Assignment >> Each record below should be given again exactly as it reads.

Available data >>
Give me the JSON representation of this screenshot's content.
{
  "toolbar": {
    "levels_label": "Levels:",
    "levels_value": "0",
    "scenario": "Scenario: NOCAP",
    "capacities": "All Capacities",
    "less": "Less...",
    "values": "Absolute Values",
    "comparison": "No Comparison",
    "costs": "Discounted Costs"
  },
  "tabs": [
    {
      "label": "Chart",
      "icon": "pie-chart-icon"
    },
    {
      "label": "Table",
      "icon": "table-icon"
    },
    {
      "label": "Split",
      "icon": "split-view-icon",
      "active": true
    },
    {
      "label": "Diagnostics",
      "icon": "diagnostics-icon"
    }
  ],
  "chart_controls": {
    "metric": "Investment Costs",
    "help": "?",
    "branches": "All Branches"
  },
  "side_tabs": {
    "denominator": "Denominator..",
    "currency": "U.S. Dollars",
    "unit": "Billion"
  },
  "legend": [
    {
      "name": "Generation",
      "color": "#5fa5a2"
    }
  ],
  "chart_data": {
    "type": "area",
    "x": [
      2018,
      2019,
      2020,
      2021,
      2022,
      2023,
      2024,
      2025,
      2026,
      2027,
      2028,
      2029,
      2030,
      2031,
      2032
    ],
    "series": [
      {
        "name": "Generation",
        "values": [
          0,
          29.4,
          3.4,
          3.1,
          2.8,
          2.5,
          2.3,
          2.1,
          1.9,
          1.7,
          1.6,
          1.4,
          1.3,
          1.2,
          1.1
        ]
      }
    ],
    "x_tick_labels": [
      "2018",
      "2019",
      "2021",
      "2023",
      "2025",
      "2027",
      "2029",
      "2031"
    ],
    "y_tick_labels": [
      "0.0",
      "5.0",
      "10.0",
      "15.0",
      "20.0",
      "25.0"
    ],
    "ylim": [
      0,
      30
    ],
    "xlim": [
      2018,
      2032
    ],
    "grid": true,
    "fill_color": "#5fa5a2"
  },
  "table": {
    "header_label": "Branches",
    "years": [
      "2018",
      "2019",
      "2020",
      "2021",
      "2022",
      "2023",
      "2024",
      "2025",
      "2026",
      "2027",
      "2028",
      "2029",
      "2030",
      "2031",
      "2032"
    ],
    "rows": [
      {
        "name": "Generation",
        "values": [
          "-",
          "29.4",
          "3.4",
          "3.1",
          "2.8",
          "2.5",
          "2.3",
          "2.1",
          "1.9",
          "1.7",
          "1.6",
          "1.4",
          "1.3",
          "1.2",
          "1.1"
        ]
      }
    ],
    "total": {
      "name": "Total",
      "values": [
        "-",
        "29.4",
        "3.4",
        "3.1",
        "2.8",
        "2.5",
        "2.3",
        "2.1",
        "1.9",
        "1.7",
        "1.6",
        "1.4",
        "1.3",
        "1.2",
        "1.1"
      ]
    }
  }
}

Answer box >>
Give me the JSON representation of this screenshot's content.
{
  "toolbar": {
    "levels_label": "Levels:",
    "levels_value": "0",
    "scenario": "Scenario: NOCAP",
    "capacities": "All Capacities",
    "less": "Less...",
    "values": "Absolute Values",
    "comparison": "No Comparison",
    "costs": "Discounted Costs"
  },
  "tabs": [
    {
      "label": "Chart",
      "icon": "pie-chart-icon"
    },
    {
      "label": "Table",
      "icon": "table-icon"
    },
    {
      "label": "Split",
      "icon": "split-view-icon",
      "active": true
    },
    {
      "label": "Diagnostics",
      "icon": "diagnostics-icon"
    }
  ],
  "chart_controls": {
    "metric": "Investment Costs",
    "help": "?",
    "branches": "All Branches"
  },
  "side_tabs": {
    "denominator": "Denominator..",
    "currency": "U.S. Dollars",
    "unit": "Billion"
  },
  "legend": [
    {
      "name": "Generation",
      "color": "#5fa5a2"
    }
  ],
  "chart_data": {
    "type": "area",
    "x": [
      2018,
      2019,
      2020,
      2021,
      2022,
      2023,
      2024,
      2025,
      2026,
      2027,
      2028,
      2029,
      2030,
      2031,
      2032
    ],
    "series": [
      {
        "name": "Generation",
        "values": [
          0,
          29.4,
          3.4,
          3.1,
          2.8,
          2.5,
          2.3,
          2.1,
          1.9,
          1.7,
          1.6,
          1.4,
          1.3,
          1.2,
          1.1
        ]
      }
    ],
    "x_tick_labels": [
      "2018",
      "2019",
      "2021",
      "2023",
      "2025",
      "2027",
      "2029",
      "2031"
    ],
    "y_tick_labels": [
      "0.0",
      "5.0",
      "10.0",
      "15.0",
      "20.0",
      "25.0"
    ],
    "ylim": [
      0,
      30
    ],
    "xlim": [
      2018,
      2032
    ],
    "grid": true,
    "fill_color": "#5fa5a2"
  },
  "table": {
    "header_label": "Branches",
    "years": [
      "2018",
      "2019",
      "2020",
      "2021",
      "2022",
      "2023",
      "2024",
      "2025",
      "2026",
      "2027",
      "2028",
      "2029",
      "2030",
      "2031",
      "2032"
    ],
    "rows": [
      {
        "name": "Generation",
        "values": [
          "-",
          "29.4",
          "3.4",
          "3.1",
          "2.8",
          "2.5",
          "2.3",
          "2.1",
          "1.9",
          "1.7",
          "1.6",
          "1.4",
          "1.3",
          "1.2",
          "1.1"
        ]
      }
    ],
    "total": {
      "name": "Total",
      "values": [
        "-",
        "29.4",
        "3.4",
        "3.1",
        "2.8",
        "2.5",
        "2.3",
        "2.1",
        "1.9",
        "1.7",
        "1.6",
        "1.4",
        "1.3",
        "1.2",
        "1.1"
      ]
    }
  }
}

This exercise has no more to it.